The online event, which continues the next two Wednesdays, is sponsored by BioForward Wisconsin, a biohealth industry group. The first day included updates on UW-Madison and industry working together to make masks, face shields and other equipment in response to the pandemic.

Osterholm presented a sobering picture of the coronavirus outbreak, saying that even with a vaccine possibly available by early next year COVID-19 could still disrupt life for a long time.

Vaccines might be only 50% effective, and polls suggest only about 50% of Americans might take them, he said. Fewer than 10% have had the disease, which could prevent them from getting it again, but re-infections have been reported.

“That means only 25% of our population will be protected,” he said. Having perhaps 75% of people unprotected “is more than enough for this virus to continue raging on well into next year and past.”

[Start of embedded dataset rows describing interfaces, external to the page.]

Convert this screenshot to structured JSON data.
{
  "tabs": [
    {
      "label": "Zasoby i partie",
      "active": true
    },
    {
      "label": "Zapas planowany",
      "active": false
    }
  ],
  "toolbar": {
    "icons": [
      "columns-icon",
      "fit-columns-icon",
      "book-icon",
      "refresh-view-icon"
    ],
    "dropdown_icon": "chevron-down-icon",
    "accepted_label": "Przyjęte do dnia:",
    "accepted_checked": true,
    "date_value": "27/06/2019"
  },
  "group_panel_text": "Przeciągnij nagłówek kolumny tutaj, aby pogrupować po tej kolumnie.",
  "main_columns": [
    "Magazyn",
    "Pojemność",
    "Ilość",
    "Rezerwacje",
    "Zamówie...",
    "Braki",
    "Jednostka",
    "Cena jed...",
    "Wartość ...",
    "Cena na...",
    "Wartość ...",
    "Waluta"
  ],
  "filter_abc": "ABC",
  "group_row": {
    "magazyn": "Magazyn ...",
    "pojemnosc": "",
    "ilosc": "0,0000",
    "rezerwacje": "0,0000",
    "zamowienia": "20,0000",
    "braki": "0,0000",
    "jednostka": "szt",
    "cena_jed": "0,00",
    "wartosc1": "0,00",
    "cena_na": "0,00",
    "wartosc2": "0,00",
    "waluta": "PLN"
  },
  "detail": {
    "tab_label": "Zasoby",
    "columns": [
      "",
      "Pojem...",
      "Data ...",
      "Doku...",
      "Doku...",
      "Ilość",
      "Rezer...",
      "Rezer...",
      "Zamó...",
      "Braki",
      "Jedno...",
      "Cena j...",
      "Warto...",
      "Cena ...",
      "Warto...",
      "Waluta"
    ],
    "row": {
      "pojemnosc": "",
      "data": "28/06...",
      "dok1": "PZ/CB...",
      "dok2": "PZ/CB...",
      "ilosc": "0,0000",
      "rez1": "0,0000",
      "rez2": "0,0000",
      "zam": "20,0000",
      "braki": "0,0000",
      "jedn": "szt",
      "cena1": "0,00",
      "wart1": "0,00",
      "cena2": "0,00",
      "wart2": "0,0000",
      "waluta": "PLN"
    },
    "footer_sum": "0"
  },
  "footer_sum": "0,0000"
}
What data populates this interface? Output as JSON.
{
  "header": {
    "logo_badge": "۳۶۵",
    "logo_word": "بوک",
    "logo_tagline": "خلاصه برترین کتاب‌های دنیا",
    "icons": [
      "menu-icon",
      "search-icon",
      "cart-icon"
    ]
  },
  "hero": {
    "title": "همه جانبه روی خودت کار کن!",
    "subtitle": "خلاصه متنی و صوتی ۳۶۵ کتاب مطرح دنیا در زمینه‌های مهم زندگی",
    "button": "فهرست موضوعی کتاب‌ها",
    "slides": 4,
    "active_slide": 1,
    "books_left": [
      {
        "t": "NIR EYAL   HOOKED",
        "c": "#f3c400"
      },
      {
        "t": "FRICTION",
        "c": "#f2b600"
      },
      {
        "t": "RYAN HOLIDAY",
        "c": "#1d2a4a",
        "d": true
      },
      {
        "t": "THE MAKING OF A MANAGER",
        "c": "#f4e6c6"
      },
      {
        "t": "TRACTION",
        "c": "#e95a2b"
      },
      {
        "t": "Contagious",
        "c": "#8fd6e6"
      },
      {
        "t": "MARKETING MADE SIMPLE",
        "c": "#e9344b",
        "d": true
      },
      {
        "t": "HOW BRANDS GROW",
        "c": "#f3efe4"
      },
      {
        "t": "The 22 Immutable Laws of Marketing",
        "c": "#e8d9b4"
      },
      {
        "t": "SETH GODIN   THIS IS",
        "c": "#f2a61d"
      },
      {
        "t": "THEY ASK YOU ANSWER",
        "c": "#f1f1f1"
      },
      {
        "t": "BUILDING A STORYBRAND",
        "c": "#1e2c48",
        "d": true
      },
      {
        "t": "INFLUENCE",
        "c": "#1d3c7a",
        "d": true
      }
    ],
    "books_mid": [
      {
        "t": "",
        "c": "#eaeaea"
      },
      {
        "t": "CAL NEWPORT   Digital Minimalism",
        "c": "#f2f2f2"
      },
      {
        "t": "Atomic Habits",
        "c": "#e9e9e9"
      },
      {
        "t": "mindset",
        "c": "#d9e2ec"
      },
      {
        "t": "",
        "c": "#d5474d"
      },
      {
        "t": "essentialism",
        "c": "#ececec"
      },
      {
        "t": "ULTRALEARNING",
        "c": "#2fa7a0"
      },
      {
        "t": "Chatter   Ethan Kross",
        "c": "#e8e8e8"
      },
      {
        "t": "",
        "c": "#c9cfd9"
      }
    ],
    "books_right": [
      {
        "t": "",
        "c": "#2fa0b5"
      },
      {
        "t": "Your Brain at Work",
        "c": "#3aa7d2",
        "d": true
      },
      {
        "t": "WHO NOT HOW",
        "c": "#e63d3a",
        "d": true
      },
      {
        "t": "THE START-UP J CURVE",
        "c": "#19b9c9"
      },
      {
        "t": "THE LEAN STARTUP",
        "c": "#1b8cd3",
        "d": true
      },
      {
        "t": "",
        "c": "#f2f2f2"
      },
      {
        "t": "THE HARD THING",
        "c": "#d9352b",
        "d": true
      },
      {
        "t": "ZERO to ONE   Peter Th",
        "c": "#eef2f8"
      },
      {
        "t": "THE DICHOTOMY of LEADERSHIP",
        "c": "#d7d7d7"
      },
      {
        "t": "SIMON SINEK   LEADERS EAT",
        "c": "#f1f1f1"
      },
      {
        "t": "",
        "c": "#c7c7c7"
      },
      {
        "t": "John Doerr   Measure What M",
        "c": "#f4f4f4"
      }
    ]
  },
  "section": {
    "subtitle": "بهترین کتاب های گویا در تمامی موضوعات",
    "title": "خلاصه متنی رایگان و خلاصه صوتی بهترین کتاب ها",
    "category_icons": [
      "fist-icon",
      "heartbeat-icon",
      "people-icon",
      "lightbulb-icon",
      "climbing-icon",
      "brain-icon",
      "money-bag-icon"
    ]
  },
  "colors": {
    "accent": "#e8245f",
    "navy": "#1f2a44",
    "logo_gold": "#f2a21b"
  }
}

It could take until 2024 to have enough vaccine to immunize the world, making global travel a lingering risk, Osterholm said.

COVID-19 transmission likely will continue at UW-Madison and other campuses in coming weeks, but students shouldn’t return home, especially if they’re infected, he said.

“We have to ask them for shared responsibility,” he said.

Lennon Rodgers, director of the UW-Madison College of Engineering’s Grainger Engineering Design Innovation Lab, said that two weeks after UW Health asked him in early March if he could make 1,000 face shields, companies from around the country were contacting the university to use its design.

But coming up with the design — a plastic face shield, a foam brow and elastic on the back — wasn’t the only challenge, Rodgers said. The supply chain also proved to be a hurdle.

“You think elastic is easy to get, or foam; it is, if you want to make 1,000 or even 10,000 (face shields),” he said. “But when you’re talking millions, it’s truckloads upon truckloads of material.”

Nicolas Paris, CEO of Gilson, a life sciences lab tools company based in Middleton, wasn’t able to attend the meeting, but said through remarks shared by BioForward CEO Lisa Johnson that the company faced obstacles while trying to develop rapid testing for COVID-19.

Paris said the Wisconsin Department of Health Services wasn’t initially interested in rapid testing, even as European countries showed interest. Gilson has worked with UW-Madison on a saliva test, but isn’t sure how much the university might use it, he said.

“There’s a vibrant biotech community here, but our state is looking for solutions from outside the state,” Paris said through Johnson.

Biotech leaders said other successful COVID-19 partnerships, involving companies such as GE Healthcare and Aprilaire, could help Madison and the state act on a report in December putting the city No. 1 of 35 places primed to become tech hubs if they receive federal support. Milwaukee was No. 17.

“In COVID-19 examples, those connections have started,” said Jane Mahoney, director of dissemination and implementation at UW-Madison’s Institute for Clinical and Translational Research. “We can begin to deepen those and broaden those to set ourselves up for future success.”